Featured Workshop: Kim English
You may be interested to know that artists from every state in the USA, every province in Canada, and at least 115 countries worldwide have visited these pages since January 1, 2013.
That includes Linda Saccoccio of Santa Barbara, CA, USA, who wrote, “This letter brings to life what may be hard for some to accept, but the artist who has engaged in the magic of surrender and visionary pull will no doubt feel this is the reality.”
And also Tatjana Mirkov-Popovicki of Coquitlam, BC, Canada, who wrote, “Art has been abused to manipulate people by totalitarian regimes and revolutionaries even in the recent history. Many of us manipulate the viewers with the objective to provide a positive experience — ‘white magic’ I guess.”
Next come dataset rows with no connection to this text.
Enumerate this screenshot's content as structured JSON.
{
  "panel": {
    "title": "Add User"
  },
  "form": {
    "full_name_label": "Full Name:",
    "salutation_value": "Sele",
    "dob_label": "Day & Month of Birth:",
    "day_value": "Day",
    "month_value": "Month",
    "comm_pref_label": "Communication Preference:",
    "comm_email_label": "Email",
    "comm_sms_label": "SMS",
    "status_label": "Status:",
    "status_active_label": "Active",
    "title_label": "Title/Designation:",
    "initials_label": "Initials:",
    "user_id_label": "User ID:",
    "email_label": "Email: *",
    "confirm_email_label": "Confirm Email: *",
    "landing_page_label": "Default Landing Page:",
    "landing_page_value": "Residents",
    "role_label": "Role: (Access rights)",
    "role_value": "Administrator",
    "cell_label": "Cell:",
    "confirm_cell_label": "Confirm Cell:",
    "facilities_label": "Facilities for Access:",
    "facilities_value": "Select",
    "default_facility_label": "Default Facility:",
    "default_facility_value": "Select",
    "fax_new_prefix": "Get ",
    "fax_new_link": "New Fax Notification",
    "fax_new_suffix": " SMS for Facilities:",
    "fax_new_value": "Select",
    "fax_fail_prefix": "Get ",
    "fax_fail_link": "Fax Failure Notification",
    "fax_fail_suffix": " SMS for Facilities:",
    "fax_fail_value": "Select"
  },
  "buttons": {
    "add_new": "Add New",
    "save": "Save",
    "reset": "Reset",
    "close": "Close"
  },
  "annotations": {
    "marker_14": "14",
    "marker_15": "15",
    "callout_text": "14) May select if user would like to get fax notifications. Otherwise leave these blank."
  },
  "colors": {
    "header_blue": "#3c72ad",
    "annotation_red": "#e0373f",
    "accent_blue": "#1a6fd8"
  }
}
And also Maxx Maxted of Nimbin, New South Wales, Australia, who wrote, “Some of my best work has been done in that ‘freedom’ of nebulous blotches, the da Vinci device, that resolve somewhere into an internally identifiable image.”
And also Marney Ward of Victoria, BC, Canada, who wrote, “I think we are coming out of a period of deep spiritual alienation, and I think that artists of all kinds can lead the way. Our consciousness does inform our art, and our art carries our consciousness within it, transferring it to those who view our work. Our art can heal. It doesn’t have to echo the dissonance of the world; it can echo the most profound harmony deep within our own souls.”
Enjoy the past comments below for Shamanic artists in our midst…
acrylic on canvas, 24 x 36 inches by Sharon Cummings, FL, USA